Nelly ben Hayoun Wins from Wired

Nelly at PodiumPhoto: Nick Ballon

By Seth Shostak, Senior Astronomer, Director of SETI Research

She directs the International Space Orchestra and works as designer of experiences for the SETI Institute – and now Nelly ben Hayoun has won a prestigious award from Wired magazine.
 
For the first time, this prestigious tech publication has chosen a dozen people for their Wired Innovation Fellowships.  These are given to individuals who “have the potential to make a significant impact on the world” in science, technology, design and culture.
 
According to Wired, Nelly is “on a mission to bring chaos, subversion, and disorder into the design and scientific world.”

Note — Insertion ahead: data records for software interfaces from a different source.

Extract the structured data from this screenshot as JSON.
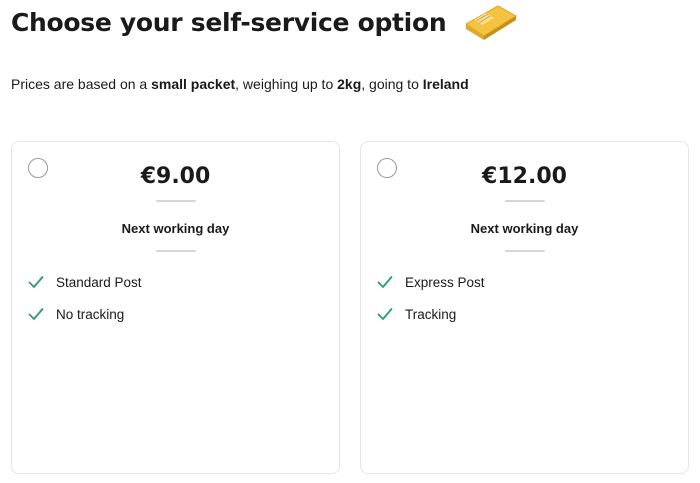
{
  "page": {
    "title": "Choose your self-service option",
    "subtitle_parts": [
      {
        "text": "Prices are based on a ",
        "bold": false
      },
      {
        "text": "small packet",
        "bold": true
      },
      {
        "text": ", weighing up to ",
        "bold": false
      },
      {
        "text": "2kg",
        "bold": true
      },
      {
        "text": ", going to ",
        "bold": false
      },
      {
        "text": "Ireland",
        "bold": true
      }
    ]
  },
  "icons": {
    "packet": "parcel-icon",
    "check": "check-icon",
    "check_color": "#2a9d6f",
    "packet_color": "#f5c342"
  },
  "options": [
    {
      "price": "€9.00",
      "delivery": "Next working day",
      "features": [
        "Standard Post",
        "No tracking"
      ],
      "selected": false
    },
    {
      "price": "€12.00",
      "delivery": "Next working day",
      "features": [
        "Express Post",
        "Tracking"
      ],
      "selected": false
    }
  ]
}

The 12 Fellows:

  1. Emiliano Kargieman, founder and CEO of Satellogic, which aims to launch a network of low-orbit satellites that gives "an image of any place on Earth in high resolution and in real time".
  2. Nelly Ben Hayoun, director of The International Space Orchestra, and designer of experiences at the SETI Institute, Ben Hayoun has been called the "Willy Wonka of design and science" and is on a mission to bring chaos, subversion and disorder into the design and the scientific world.
  3. Nina Tandon, CEO and cofounder of EpiBone, the world's first company growing living human bones for skeletal reconstruction.
  4. Skylar Tibbits, director of the Self-Assembly Lab in MIT's Department of Architecture, who is spearheading 4D printing, where the fourth dimension is time, with the aim of creating objects that can then reshape or self-assemble themselves.
  5. Ionut Alexandru Budisteanu, University of Bucharest, who has used artificial intelligence to help blind people to see with their tongues, as well as designing an autonomous car with a mounted camera to identify traffic lanes, curbs, cars and people.
  6. Jennifer Broutin Farah, founder and CEO of SproutsIO, which is leading the development of new technologies that redefine our interactions with food, via a futuristic in-home garden controlled by a mobile app.
  7. Rachel Wingfield, founder and creative director at Loop.pH, a collaborative spatial laboratory operating at the convergence of design, architecture and science, who speculates on near and far future scenarios that explore emerging biological and technological futures that could impact society and the world at large.
  8. Mina Girgis, ethnomusicologist and entrepreneur who specialises in curating and producing innovative musical collaborations across diverse styles, and who explores new ways to design environments conducive to learning, making and experiencing music. He has also created the Nile Project, an initiative to inspire, educate and empower university students to work together to foster the sustainability of the Nile ecosystem.
  9. Dhairya Dand, researcher at the MIT Media Lab whose work focuses on creating objects and platforms that augment senses and emotions, incite curiosity and serendipity, and explore intersections of mythology and science fiction. Creations have included shoes that tickle, an elastic 2.5D display that can be pinched and pulled, ice cubes which know how much the consumer drinks and toys made from e-waste.
  10. Joel Jackson, British social entrepreneur and founder of Mobius Motors, who moved to Kenya to design, manufacture and sell highly functional and affordable off-road vehicles aimed to mobilise the developing world.
  11. Uma Ramakrishnan, assistant professor, National Centre for Biological Sciences, TIFR, Bangalore, whose focus is on whether there is a future for biodiversity in the Indian subcontinent.
  12. Sandesh Reddy, chef and ideator who has created Kichin, an on demand mobile platform that brings fresh food closer to diners, by identifying likes and dislikes, enabling them to make a conscious purchase of food to suit a mood or dietary requirement.

More information at wired.com